  • Kidnapping Bird of Prey: Snowy is captured and taken away by a condor, so Tintin goes off to rescue him.
  • Mayincatec: The Incas are portrayed rather sympathetically, as even though they try to sacrifice the heroes, their interactions with outsiders have rarely been positive. Oh, and they suck at astronomy, as a plot point. On the whole Hergé, who got a lot of his information from National Geographic does not mix up the Inca with the Maya except with reference to the prophetic inscription mentioning the retribution that will befall the violators of Rascar Capac's tomb, which plays a large part in The Seven Crystal Balls. The Incas, unlike the Mayas and Aztecs, had no system of writing. The original version of The Seven Crystal Balls, serialized in Le Soir, also contained a lead disc with symbols "resembling Aztec or Inca signs", but Hergé excised the panel that showed it and texts that mentioned it when the album version was produced.
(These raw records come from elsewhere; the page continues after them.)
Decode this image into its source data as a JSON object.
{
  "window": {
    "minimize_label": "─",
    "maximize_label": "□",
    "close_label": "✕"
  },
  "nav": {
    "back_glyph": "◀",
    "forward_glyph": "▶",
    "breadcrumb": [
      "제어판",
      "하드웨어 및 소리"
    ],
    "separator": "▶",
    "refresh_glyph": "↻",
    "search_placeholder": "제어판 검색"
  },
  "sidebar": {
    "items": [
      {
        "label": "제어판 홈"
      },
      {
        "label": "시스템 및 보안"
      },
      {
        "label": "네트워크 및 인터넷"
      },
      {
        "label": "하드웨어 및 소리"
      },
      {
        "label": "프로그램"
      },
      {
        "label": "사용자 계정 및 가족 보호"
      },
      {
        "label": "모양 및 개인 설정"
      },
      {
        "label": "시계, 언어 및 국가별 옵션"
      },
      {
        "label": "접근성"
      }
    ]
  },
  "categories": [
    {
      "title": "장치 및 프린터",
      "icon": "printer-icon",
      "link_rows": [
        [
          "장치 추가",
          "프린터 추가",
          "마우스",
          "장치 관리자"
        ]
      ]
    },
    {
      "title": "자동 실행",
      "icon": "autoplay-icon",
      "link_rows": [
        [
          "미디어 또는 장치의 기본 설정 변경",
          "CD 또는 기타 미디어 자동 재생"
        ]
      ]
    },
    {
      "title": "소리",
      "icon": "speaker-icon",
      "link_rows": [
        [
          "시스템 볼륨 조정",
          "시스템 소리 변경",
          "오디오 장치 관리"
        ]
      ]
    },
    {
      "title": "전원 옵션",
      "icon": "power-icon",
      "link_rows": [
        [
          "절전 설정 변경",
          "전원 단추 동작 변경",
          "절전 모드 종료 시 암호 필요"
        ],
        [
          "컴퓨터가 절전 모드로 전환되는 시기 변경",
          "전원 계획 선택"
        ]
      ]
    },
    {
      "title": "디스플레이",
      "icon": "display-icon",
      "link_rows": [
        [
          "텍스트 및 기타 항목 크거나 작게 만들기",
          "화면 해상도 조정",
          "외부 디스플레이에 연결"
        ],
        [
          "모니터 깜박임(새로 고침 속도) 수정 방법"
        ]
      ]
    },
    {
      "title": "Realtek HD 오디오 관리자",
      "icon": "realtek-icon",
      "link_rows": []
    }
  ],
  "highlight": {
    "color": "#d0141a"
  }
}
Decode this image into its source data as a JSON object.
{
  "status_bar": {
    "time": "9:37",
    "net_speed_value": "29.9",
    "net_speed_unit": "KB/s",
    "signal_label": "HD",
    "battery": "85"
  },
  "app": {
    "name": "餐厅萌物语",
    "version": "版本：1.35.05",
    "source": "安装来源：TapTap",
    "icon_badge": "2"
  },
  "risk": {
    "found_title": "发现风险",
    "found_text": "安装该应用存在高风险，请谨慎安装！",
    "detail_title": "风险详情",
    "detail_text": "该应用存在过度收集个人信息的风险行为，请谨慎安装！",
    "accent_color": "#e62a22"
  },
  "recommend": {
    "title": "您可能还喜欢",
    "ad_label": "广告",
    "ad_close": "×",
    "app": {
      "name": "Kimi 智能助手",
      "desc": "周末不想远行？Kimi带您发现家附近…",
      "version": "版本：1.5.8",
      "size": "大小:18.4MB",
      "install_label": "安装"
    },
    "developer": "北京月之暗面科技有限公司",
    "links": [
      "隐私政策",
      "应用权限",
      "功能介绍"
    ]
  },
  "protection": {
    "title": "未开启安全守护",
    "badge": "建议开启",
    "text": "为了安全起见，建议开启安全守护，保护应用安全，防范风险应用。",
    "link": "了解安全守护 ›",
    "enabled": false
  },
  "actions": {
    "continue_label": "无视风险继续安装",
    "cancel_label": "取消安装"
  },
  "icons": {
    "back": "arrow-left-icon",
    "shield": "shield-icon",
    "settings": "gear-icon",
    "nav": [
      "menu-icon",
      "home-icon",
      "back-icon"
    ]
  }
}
  • Misplaced Wildlife: Alligators appear in this album, even though crocodiles would be more accurate. The bear also does not resemble the spectacled bear (the only kind found in South America).
  • Modern Mayincatec Empire: The Incas are an unusual variant in that they don't directly rule Peru, but the non-Incan Peruvians are scared enough of them that the Peruvians will do whatever they say.
  • The Savage Indian: Subverted to hell and back in The Seven Crystal Balls and this volume. The Incans are arguably the cleverest and most determined antagonists in the entire series, infiltrating Belgian society and outmaneuvering the police to strike at their victims before escaping. Tintin and Captain Haddock only manage to track them down by pure luck, and when they follow the Incas to Peru, they're very nearly killed by the Incas on several occasions. Ultimately, it turns out that they targeted the Belgian archaeologists because they thought that the archaeologists had violated the Incan tombs in search of treasure. When Tintin explains that the archaeologists were only seeking knowledge, the Incas immediately lift the curse.
  • Solar-Powered Magnifying Glass: This is how the Incas plan to light the fire that will burn the protagonists at the stake. It's definitely a case of Artistic License History, since real pre-Columbian cultures would have been very unlikely to resort to such a contrived method of starting a fire.
    • Fridge Brilliance sets in when one considers that the Incas in the story have been covertly interacting with the outside world for decades, if not centuries since the Spanish conquest. They are shown to be sophisticated enough to plan the cursing of the Rascar Capac expedition and Professor Calculus' kidnapping on another continent. Most or all of them know Spanish, since it is highly unlikely that Tintin and Haddock would know Quechua or any similar languages. Therefore it is only logical that the Incas would have adopted the use of the magnifying glass, among other technologies, in their everyday life and ceremonies. All of this of course makes it all the more inexplicable that the Incas would fall for a simple Convenient Eclipse ploy.
  • What You Are in the Dark: When the disguised Incan priest sees Tintin defend an Incan boy from some white bullies, he is impressed enough to help him.